Hantke, S. (2007, 12). Postmodernism and Genre Fiction as Deferred Action: Haruki Murakami and the Noir Tradition. Critique: Studies in Contemporary Fiction, 49 (1), 3-24. doi:10.3200/CRIT.49.1.2-24
Holquist, M. (1971). New Literary History: A journal of theory and interpretation. Charlottesville, VA.: University of Virginia.
Merivale, Patricia, and Susan Elizabeth Sweeney. Detecting Texts: The Metaphysical Detective Story from Poe to Postmodernism. Philadelphia: U of Pennsylvania, 1999. Print.
Murakami, Haruki. A Wild Sheep Chase. Trans Alfred Birnbaum. Tokyo: Kodansha International, 1990. Print.
Rubin, Jay. Haruki Murakami and the Music of Words. London: Harvill, 2002. Print.
Rzepka, C. J., & Horsley, L. (2010). A companion to crime fiction. Chichester, U.K.: Wiley-Blackwell.
Shiloh, Ilana. The Double, the Labyrinth and the Locked Room: Metaphors of Paradox in Crime Fiction and Film. New York: Peter Lang, 2011. Print.
Strecher, Matthew. Dances with Sheep: The Quest for Identity in the Fiction of Murakami Haruki. Ann Arbor, MI: Center for Japanese Studies/U of Michigan, 2002. Print.
Suter, Rebecca. The Japanization of Modernity: Murakami Haruki between Japan and the United States. Cambridge, MA: Harvard U Asia Center, 2008. Print.
Wry, John.

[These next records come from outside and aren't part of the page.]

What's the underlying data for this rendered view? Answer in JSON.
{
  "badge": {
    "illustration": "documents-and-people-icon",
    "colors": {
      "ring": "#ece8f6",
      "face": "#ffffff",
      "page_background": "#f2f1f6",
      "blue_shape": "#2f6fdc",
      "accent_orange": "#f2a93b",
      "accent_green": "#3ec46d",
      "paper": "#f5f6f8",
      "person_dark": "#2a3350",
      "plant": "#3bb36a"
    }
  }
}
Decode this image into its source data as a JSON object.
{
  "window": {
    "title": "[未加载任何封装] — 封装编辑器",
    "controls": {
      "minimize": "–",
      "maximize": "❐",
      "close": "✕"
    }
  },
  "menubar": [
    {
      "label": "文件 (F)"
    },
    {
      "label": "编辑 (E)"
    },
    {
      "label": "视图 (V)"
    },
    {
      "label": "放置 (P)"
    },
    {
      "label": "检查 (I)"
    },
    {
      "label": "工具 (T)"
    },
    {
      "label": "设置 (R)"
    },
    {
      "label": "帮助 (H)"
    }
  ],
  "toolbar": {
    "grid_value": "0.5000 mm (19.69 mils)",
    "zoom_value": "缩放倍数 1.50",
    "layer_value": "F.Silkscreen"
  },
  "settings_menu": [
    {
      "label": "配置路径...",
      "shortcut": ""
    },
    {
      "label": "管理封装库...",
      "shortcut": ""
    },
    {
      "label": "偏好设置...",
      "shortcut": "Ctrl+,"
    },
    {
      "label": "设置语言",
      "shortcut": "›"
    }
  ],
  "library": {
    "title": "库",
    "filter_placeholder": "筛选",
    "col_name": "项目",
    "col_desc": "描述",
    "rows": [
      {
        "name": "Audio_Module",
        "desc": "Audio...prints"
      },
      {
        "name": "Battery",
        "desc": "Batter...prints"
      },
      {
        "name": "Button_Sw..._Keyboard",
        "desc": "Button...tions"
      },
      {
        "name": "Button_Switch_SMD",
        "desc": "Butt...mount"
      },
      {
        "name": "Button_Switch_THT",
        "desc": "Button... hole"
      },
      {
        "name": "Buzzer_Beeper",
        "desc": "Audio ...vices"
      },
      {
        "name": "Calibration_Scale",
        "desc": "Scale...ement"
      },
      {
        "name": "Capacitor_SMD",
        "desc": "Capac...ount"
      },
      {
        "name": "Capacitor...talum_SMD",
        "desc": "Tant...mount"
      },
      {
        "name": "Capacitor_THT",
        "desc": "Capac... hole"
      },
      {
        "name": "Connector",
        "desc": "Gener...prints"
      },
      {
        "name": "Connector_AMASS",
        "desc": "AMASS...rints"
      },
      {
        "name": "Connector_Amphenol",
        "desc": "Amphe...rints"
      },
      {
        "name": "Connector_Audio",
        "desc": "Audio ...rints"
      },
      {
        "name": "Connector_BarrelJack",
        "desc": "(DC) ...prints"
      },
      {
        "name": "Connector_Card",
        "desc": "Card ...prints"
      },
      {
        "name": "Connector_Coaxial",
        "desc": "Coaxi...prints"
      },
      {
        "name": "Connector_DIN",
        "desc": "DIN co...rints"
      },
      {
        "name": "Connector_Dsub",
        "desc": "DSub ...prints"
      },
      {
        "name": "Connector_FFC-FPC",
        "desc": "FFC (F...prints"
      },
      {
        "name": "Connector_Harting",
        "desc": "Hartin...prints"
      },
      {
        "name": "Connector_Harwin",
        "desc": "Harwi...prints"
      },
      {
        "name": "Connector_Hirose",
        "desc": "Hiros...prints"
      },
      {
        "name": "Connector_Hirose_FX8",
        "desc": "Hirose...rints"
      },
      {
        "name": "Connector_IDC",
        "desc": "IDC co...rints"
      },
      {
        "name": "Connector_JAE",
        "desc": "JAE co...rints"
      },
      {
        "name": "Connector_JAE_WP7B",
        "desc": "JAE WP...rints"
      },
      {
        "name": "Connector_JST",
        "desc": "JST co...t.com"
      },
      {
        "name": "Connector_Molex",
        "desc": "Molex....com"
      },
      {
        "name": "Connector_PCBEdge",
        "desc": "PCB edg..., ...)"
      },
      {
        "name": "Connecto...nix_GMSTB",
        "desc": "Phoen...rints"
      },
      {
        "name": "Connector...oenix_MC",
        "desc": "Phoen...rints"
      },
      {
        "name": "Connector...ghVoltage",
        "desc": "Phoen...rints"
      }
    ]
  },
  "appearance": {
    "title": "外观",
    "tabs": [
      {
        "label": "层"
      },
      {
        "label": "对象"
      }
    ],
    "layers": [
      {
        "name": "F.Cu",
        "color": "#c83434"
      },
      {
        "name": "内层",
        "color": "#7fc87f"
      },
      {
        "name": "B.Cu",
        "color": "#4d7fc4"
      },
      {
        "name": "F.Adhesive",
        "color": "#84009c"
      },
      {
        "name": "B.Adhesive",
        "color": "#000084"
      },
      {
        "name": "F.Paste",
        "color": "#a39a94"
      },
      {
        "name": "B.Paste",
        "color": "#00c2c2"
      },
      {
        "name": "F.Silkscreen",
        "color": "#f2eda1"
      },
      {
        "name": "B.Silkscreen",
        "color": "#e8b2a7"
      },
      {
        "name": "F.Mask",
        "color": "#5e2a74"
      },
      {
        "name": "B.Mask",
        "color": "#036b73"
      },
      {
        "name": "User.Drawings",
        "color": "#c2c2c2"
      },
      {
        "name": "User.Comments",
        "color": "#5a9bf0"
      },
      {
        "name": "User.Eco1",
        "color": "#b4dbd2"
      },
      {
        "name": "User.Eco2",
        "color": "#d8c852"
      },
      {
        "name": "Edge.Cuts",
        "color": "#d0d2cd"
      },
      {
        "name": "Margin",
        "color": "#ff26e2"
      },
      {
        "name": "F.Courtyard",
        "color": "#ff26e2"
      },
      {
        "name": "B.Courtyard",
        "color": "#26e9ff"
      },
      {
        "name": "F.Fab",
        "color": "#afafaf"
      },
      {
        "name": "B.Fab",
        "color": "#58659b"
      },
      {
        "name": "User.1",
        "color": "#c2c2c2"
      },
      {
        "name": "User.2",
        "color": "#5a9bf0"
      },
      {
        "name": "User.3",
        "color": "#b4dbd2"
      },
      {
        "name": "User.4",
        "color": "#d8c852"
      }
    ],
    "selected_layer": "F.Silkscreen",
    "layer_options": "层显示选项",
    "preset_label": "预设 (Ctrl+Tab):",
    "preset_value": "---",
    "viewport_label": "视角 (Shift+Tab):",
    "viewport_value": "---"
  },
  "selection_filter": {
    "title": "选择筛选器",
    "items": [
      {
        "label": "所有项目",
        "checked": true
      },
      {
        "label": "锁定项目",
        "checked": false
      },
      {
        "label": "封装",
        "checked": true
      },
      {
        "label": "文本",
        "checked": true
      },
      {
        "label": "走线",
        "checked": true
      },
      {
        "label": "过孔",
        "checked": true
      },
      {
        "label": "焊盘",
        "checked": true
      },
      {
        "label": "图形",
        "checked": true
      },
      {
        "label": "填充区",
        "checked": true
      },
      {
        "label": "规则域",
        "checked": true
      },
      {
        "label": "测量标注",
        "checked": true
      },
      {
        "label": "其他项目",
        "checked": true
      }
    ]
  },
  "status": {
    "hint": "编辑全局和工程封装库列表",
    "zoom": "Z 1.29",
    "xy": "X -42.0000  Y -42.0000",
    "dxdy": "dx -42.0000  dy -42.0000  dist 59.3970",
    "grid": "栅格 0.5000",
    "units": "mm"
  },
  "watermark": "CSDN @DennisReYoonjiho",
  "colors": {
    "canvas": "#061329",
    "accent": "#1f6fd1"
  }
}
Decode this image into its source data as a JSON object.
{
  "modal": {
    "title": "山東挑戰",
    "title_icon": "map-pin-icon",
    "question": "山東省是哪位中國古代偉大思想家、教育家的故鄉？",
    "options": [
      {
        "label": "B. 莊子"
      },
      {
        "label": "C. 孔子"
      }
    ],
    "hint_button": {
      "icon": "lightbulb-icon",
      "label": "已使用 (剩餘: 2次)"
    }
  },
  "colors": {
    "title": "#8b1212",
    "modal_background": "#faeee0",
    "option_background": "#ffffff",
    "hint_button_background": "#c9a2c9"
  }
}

Haruki Murakami, The Art of Fiction No. 182. The Paris Review, 2004. Web. Summer, 2004.
Dr. Fiona Peters is Reader in Crime Fiction at Bath Spa University in the UK. She is a Patricia Highsmith scholar and is director of the Captivating Criminality project.